A marine biologist himself, Powell is working towards his PhD at Florida State University in the Department of Biological Science. His research investigates factors that
facilitate or hinder evolution in marine invertebrates, specifically ascidians and bryozoans. In particular, he focuses on the early life stages (embryonic and larval) of marine invertebrates with complex life cycles and how evolutionary forces acting on these life stages can affect later life stages, constraining adaptive evolution to novel or changing environments. In doing so, he hopes to highlight the importance of considering multiple life stages when attempting to predict how populations will respond to climate change and other anthropogenic effects graduate level and above.
“My overall goal,” says Powell, “is to become an educator, and I believe that this goal can be met in several ways. However, my current aim is to teach at the college level. If I were not to be a college educator, I could see myself working in outreach.”
When queried about advice he would give incoming grad students, Powell said, "Don't try to rush things. Experiments fail, funding applications are rejected. It’s a normal part of the process and something virtually everyone experiences. These can be humbling experiences."

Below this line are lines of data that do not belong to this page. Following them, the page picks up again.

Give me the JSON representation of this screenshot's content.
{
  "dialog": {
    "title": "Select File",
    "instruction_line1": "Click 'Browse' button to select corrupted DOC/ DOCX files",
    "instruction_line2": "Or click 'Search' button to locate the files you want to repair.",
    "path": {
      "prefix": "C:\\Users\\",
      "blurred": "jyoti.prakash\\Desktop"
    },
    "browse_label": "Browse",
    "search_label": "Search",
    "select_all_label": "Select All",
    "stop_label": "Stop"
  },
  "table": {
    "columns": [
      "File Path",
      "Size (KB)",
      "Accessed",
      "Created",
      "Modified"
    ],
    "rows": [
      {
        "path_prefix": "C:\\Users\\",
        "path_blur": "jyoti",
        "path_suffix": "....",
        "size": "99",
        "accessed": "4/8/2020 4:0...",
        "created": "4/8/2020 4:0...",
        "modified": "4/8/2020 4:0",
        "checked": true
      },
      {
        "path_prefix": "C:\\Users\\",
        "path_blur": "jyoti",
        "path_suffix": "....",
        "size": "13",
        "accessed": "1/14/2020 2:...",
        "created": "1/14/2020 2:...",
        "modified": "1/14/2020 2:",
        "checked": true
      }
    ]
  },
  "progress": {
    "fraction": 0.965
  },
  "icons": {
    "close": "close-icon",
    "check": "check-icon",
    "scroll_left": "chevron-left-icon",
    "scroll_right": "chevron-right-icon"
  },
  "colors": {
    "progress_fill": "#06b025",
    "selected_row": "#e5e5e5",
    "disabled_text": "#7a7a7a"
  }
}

He provided more in an interview with the FSU Office of Graduate Fellowships & Awards: "Just think of graduate school as an investment in yourself. It's hard, but it doesn't last forever. A career in academia or research does not have to be your focus to make your reason to pursue a graduate degree valid but if it is, be sure to pursue a degree and field of study that is necessary for achieving your life goals. Do not attend graduate school because of pressure from others, even family and friends, because you are the one that has to do the work to succeed in it. Lastly, graduate school is less about how intelligent you are, and more about your RESOLVE and GRIT. You are guaranteed to make mistakes. How you overcome the challenges and mistakes is key to finishing the degree”.
*See our article on Jasmin Graham, an FSU alumna with similar passions for increasing participation of Black women scientists in marine biology https://marinelab.fsu.edu/people/students/alums/